The bill would have allowed racetracks and some land-based casinos to install historical pari-mutuel betting terminals where players can wager on horse races that have already taken place. But the machines do not show information such as when the race took place, and the horses’ names, so results can’t be remembered or researched by the player betting on the race.
Earlier in December, the historical horse racing bill passed through the Michigan Ways and Means Committee after three amendments were added to it.
House Bill 6462 amended the Lawful Sports Betting Act and revised the allocation of taxes imposed under the act. With this bill, 5% of tax revenue would have been redirected from the Agriculture Equine Industry Development Fund to the Michigan Economic Development Corporation.
Under House Bill 6463, the Lawful Internet Gaming Act would have amended to revise a citation in the Michigan Gaming Control Revenue Act in regard to the renumbering of provisions that would be made by House Bill 6464.
House Bill 6464 likely would have increased simulcast wagering revenues with Detroit casinos being able to have more opportunities to offer simulcast wagering to their patrons. Under House Bill 6464, Section 9B of the Michigan Gaming Control and Revenue Act would have been repealed. Section 9B prohibits a person with a casino license from televising or allowing any other person to televise simulcast horse races on the premises of a casino.
But these amendments were not enough to convince the House to pursue passing the historical horse racing bill.
What’s next for HHR and Michigan’s tracks?
Michigan has one active horse racing track. Northville Downs is located near Detroit and was one of the many businesses struggling with the pandemic closures.

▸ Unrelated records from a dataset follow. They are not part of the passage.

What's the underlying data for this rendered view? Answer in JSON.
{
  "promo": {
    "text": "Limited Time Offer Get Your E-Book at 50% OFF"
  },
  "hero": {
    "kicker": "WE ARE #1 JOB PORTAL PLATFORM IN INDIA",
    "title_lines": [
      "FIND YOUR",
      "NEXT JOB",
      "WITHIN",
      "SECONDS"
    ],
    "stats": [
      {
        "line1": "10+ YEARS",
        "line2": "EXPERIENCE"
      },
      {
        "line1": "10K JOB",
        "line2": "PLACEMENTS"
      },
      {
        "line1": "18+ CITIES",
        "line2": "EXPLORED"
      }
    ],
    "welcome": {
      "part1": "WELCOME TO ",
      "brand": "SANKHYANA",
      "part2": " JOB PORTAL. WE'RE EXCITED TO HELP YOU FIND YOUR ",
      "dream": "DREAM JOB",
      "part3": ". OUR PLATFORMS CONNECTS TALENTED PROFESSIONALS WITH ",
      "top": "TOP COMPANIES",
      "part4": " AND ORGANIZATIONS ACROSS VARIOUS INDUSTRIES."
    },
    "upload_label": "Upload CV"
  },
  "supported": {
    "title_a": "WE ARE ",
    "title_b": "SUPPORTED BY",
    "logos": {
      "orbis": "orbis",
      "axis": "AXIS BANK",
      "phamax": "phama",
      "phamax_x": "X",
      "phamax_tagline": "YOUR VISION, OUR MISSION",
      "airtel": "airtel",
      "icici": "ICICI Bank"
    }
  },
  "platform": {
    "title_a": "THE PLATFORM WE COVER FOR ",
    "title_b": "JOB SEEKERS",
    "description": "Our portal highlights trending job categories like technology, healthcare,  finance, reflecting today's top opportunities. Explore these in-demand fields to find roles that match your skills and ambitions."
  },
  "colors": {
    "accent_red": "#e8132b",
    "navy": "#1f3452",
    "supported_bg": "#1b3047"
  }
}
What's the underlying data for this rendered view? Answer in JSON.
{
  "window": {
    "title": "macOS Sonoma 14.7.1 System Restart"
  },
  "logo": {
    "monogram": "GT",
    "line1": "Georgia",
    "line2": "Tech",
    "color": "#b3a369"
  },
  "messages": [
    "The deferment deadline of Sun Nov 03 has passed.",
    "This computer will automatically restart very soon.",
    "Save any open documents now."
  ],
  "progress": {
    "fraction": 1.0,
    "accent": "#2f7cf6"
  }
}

AmRace & Sports LLC was in discussions to bring back Sports Creek Raceway, but only if historical horse racing became legalized in the state. That deal likely means reviving the track will be put on hold.

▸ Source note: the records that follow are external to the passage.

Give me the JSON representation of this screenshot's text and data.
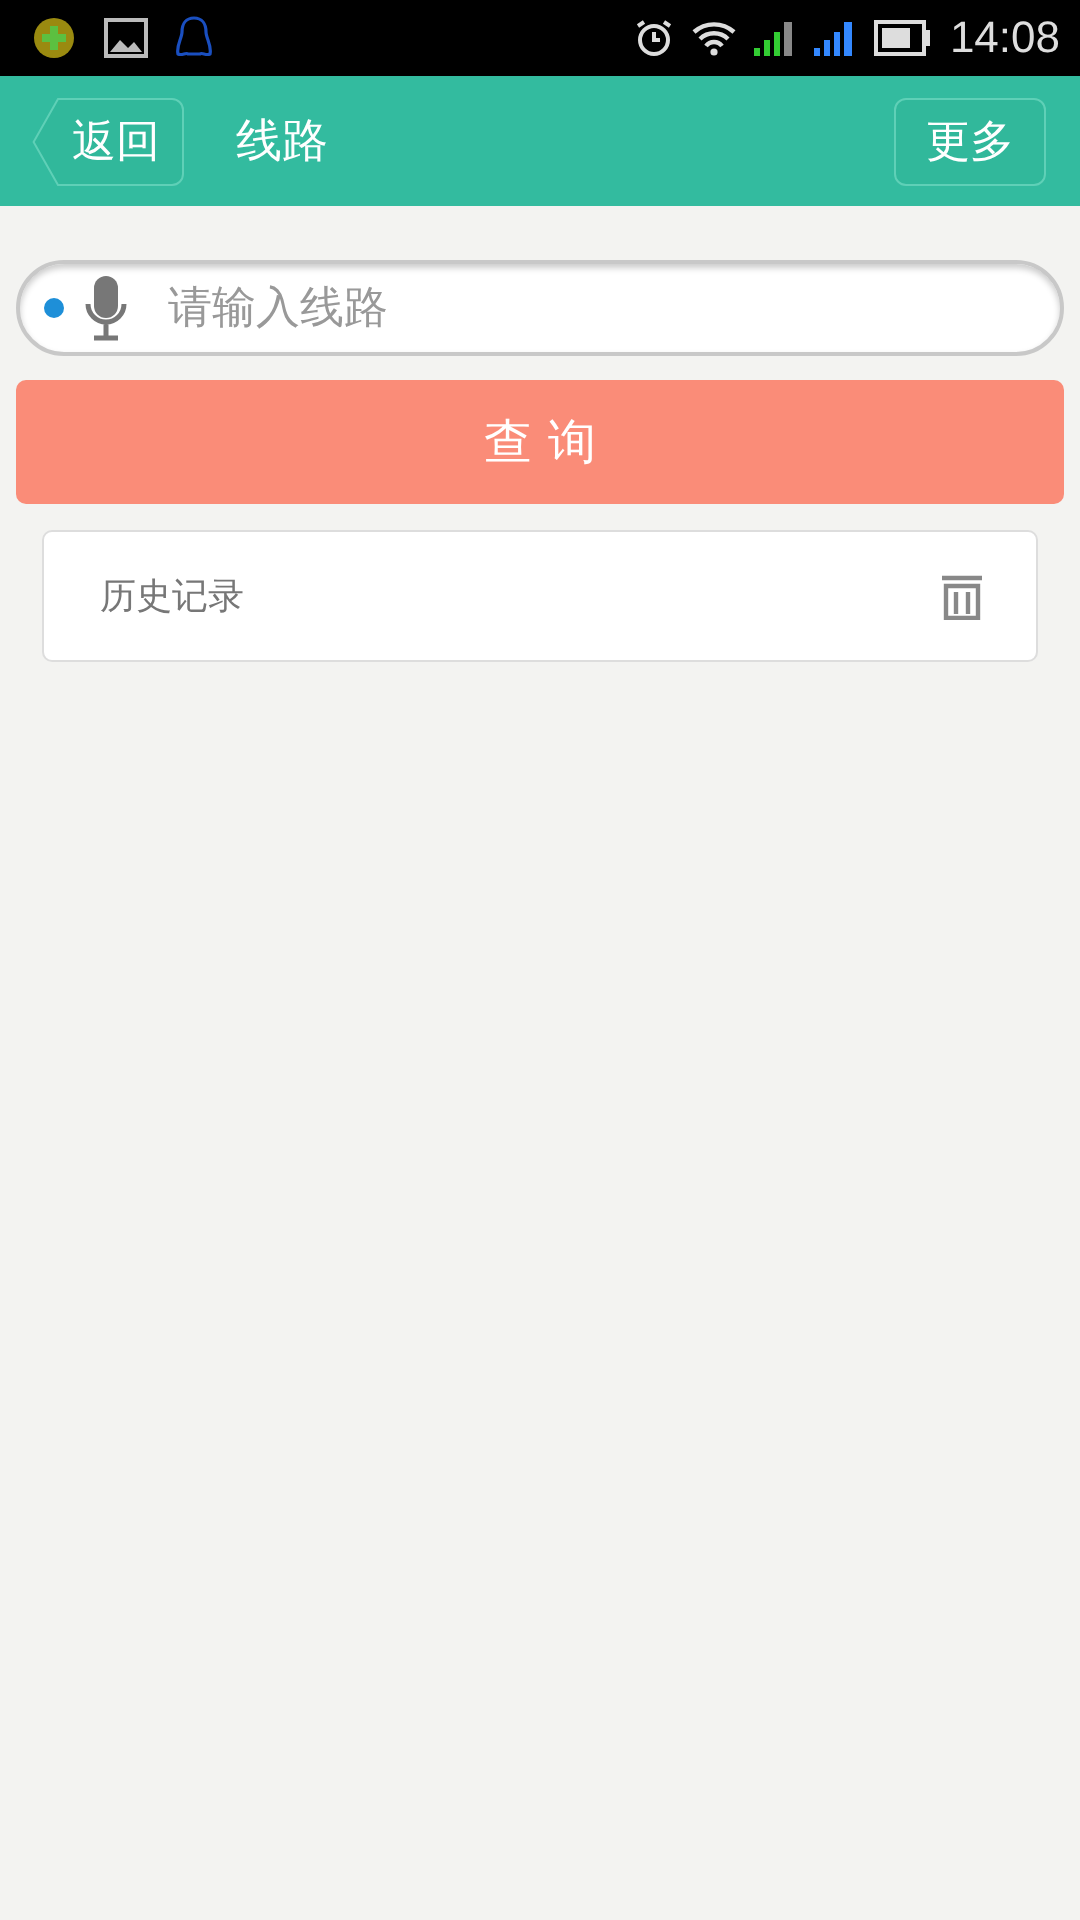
{
  "status_bar": {
    "time": "14:08"
  },
  "header": {
    "back": "返回",
    "title": "线路",
    "more": "更多"
  },
  "search": {
    "placeholder": "请输入线路"
  },
  "query_button": "查 询",
  "history": {
    "label": "历史记录"
  }
}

In November, the Michigan Gaming Control Board (MGCB) denied Sports Creek Raceway its permits for live horse racing and simulcasting at the facility. The MGCB stated the track owner’s application lacked the necessary information.

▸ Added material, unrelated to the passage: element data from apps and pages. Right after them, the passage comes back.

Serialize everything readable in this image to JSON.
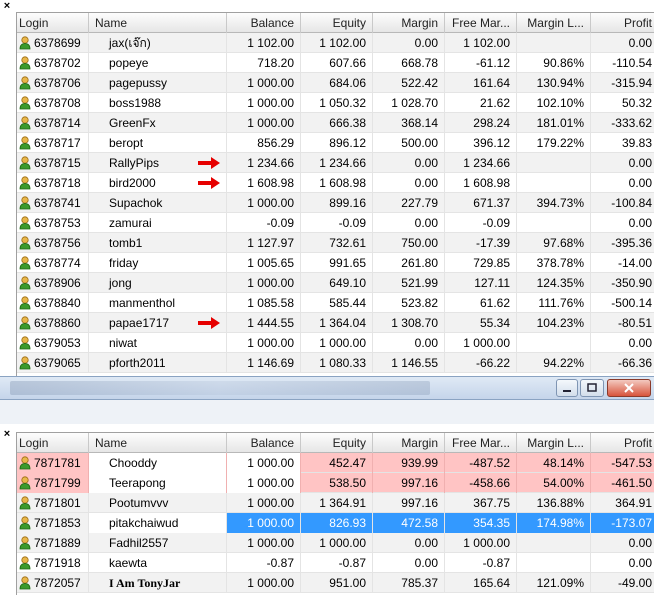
{
  "window": {
    "close_glyph": "×"
  },
  "columns": [
    "Login",
    "Name",
    "Balance",
    "Equity",
    "Margin",
    "Free Mar...",
    "Margin L...",
    "Profit"
  ],
  "top_rows": [
    {
      "login": "6378699",
      "name": "jax(เจ๊ก)",
      "balance": "1 102.00",
      "equity": "1 102.00",
      "margin": "0.00",
      "free": "1 102.00",
      "ml": "",
      "profit": "0.00"
    },
    {
      "login": "6378702",
      "name": "popeye",
      "balance": "718.20",
      "equity": "607.66",
      "margin": "668.78",
      "free": "-61.12",
      "ml": "90.86%",
      "profit": "-110.54"
    },
    {
      "login": "6378706",
      "name": "pagepussy",
      "balance": "1 000.00",
      "equity": "684.06",
      "margin": "522.42",
      "free": "161.64",
      "ml": "130.94%",
      "profit": "-315.94"
    },
    {
      "login": "6378708",
      "name": "boss1988",
      "balance": "1 000.00",
      "equity": "1 050.32",
      "margin": "1 028.70",
      "free": "21.62",
      "ml": "102.10%",
      "profit": "50.32"
    },
    {
      "login": "6378714",
      "name": "GreenFx",
      "balance": "1 000.00",
      "equity": "666.38",
      "margin": "368.14",
      "free": "298.24",
      "ml": "181.01%",
      "profit": "-333.62"
    },
    {
      "login": "6378717",
      "name": "beropt",
      "balance": "856.29",
      "equity": "896.12",
      "margin": "500.00",
      "free": "396.12",
      "ml": "179.22%",
      "profit": "39.83"
    },
    {
      "login": "6378715",
      "name": "RallyPips",
      "arrow": true,
      "balance": "1 234.66",
      "equity": "1 234.66",
      "margin": "0.00",
      "free": "1 234.66",
      "ml": "",
      "profit": "0.00"
    },
    {
      "login": "6378718",
      "name": "bird2000",
      "arrow": true,
      "balance": "1 608.98",
      "equity": "1 608.98",
      "margin": "0.00",
      "free": "1 608.98",
      "ml": "",
      "profit": "0.00"
    },
    {
      "login": "6378741",
      "name": "Supachok",
      "balance": "1 000.00",
      "equity": "899.16",
      "margin": "227.79",
      "free": "671.37",
      "ml": "394.73%",
      "profit": "-100.84"
    },
    {
      "login": "6378753",
      "name": "zamurai",
      "balance": "-0.09",
      "equity": "-0.09",
      "margin": "0.00",
      "free": "-0.09",
      "ml": "",
      "profit": "0.00"
    },
    {
      "login": "6378756",
      "name": "tomb1",
      "balance": "1 127.97",
      "equity": "732.61",
      "margin": "750.00",
      "free": "-17.39",
      "ml": "97.68%",
      "profit": "-395.36"
    },
    {
      "login": "6378774",
      "name": "friday",
      "balance": "1 005.65",
      "equity": "991.65",
      "margin": "261.80",
      "free": "729.85",
      "ml": "378.78%",
      "profit": "-14.00"
    },
    {
      "login": "6378906",
      "name": "jong",
      "balance": "1 000.00",
      "equity": "649.10",
      "margin": "521.99",
      "free": "127.11",
      "ml": "124.35%",
      "profit": "-350.90"
    },
    {
      "login": "6378840",
      "name": "manmenthol",
      "balance": "1 085.58",
      "equity": "585.44",
      "margin": "523.82",
      "free": "61.62",
      "ml": "111.76%",
      "profit": "-500.14"
    },
    {
      "login": "6378860",
      "name": "papae1717",
      "arrow": true,
      "balance": "1 444.55",
      "equity": "1 364.04",
      "margin": "1 308.70",
      "free": "55.34",
      "ml": "104.23%",
      "profit": "-80.51"
    },
    {
      "login": "6379053",
      "name": "niwat",
      "balance": "1 000.00",
      "equity": "1 000.00",
      "margin": "0.00",
      "free": "1 000.00",
      "ml": "",
      "profit": "0.00"
    },
    {
      "login": "6379065",
      "name": "pforth2011",
      "balance": "1 146.69",
      "equity": "1 080.33",
      "margin": "1 146.55",
      "free": "-66.22",
      "ml": "94.22%",
      "profit": "-66.36"
    }
  ],
  "bottom_rows": [
    {
      "login": "7871781",
      "name": "Chooddy",
      "style": "pink",
      "balance": "1 000.00",
      "equity": "452.47",
      "margin": "939.99",
      "free": "-487.52",
      "ml": "48.14%",
      "profit": "-547.53"
    },
    {
      "login": "7871799",
      "name": "Teerapong",
      "style": "pink",
      "balance": "1 000.00",
      "equity": "538.50",
      "margin": "997.16",
      "free": "-458.66",
      "ml": "54.00%",
      "profit": "-461.50"
    },
    {
      "login": "7871801",
      "name": "Pootumvvv",
      "balance": "1 000.00",
      "equity": "1 364.91",
      "margin": "997.16",
      "free": "367.75",
      "ml": "136.88%",
      "profit": "364.91"
    },
    {
      "login": "7871853",
      "name": "pitakchaiwud",
      "style": "sel",
      "balance": "1 000.00",
      "equity": "826.93",
      "margin": "472.58",
      "free": "354.35",
      "ml": "174.98%",
      "profit": "-173.07"
    },
    {
      "login": "7871889",
      "name": "Fadhil2557",
      "balance": "1 000.00",
      "equity": "1 000.00",
      "margin": "0.00",
      "free": "1 000.00",
      "ml": "",
      "profit": "0.00"
    },
    {
      "login": "7871918",
      "name": "kaewta",
      "balance": "-0.87",
      "equity": "-0.87",
      "margin": "0.00",
      "free": "-0.87",
      "ml": "",
      "profit": "0.00"
    },
    {
      "login": "7872057",
      "name": "I Am TonyJar",
      "serif": true,
      "balance": "1 000.00",
      "equity": "951.00",
      "margin": "785.37",
      "free": "165.64",
      "ml": "121.09%",
      "profit": "-49.00"
    }
  ],
  "colors": {
    "selection": "#3399ff",
    "alert_row": "#ffc4c4",
    "arrow": "#e60000"
  },
  "icons": {
    "user": "user-icon",
    "arrow": "red-arrow-icon"
  }
}
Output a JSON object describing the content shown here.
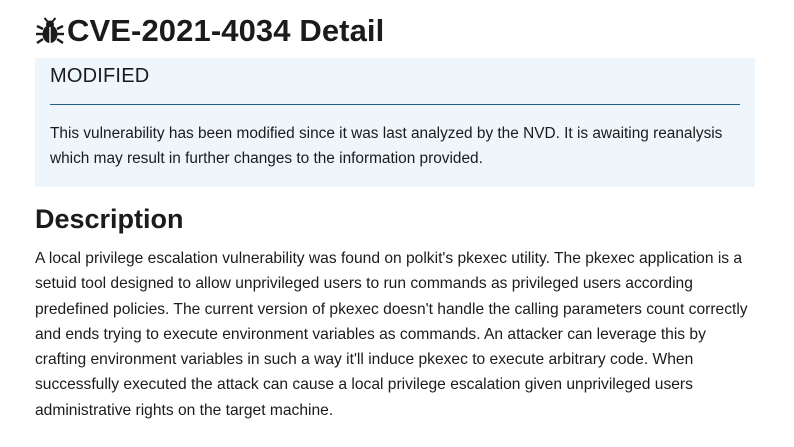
{
  "title": {
    "icon": "bug-icon",
    "text": "CVE-2021-4034 Detail"
  },
  "notice": {
    "heading": "MODIFIED",
    "text": "This vulnerability has been modified since it was last analyzed by the NVD. It is awaiting reanalysis which may result in further changes to the information provided.",
    "background_color": "#eef5fb",
    "rule_color": "#1f5d85"
  },
  "description": {
    "heading": "Description",
    "text": "A local privilege escalation vulnerability was found on polkit's pkexec utility. The pkexec application is a setuid tool designed to allow unprivileged users to run commands as privileged users according predefined policies. The current version of pkexec doesn't handle the calling parameters count correctly and ends trying to execute environment variables as commands. An attacker can leverage this by crafting environment variables in such a way it'll induce pkexec to execute arbitrary code. When successfully executed the attack can cause a local privilege escalation given unprivileged users administrative rights on the target machine."
  }
}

Northville Downs announced in November it plans to schedule 54 days of live pari-mutuel horse racing on Fridays and Saturdays throughout 2021. The track has received permission from the MGCB to simulcast races to and from the venue throughout next year, except for April 4, Nov. 24-25 and Dec. 25.
“It has been a challenging year for live horse racing, and we hope the 2021 season will go well,” said Richard S. Kalm, MGCB executive director, in a news release. “The added option of mobile betting approved this year provides extra support for Michigan’s horse racing industry and may draw new fans to the sport.”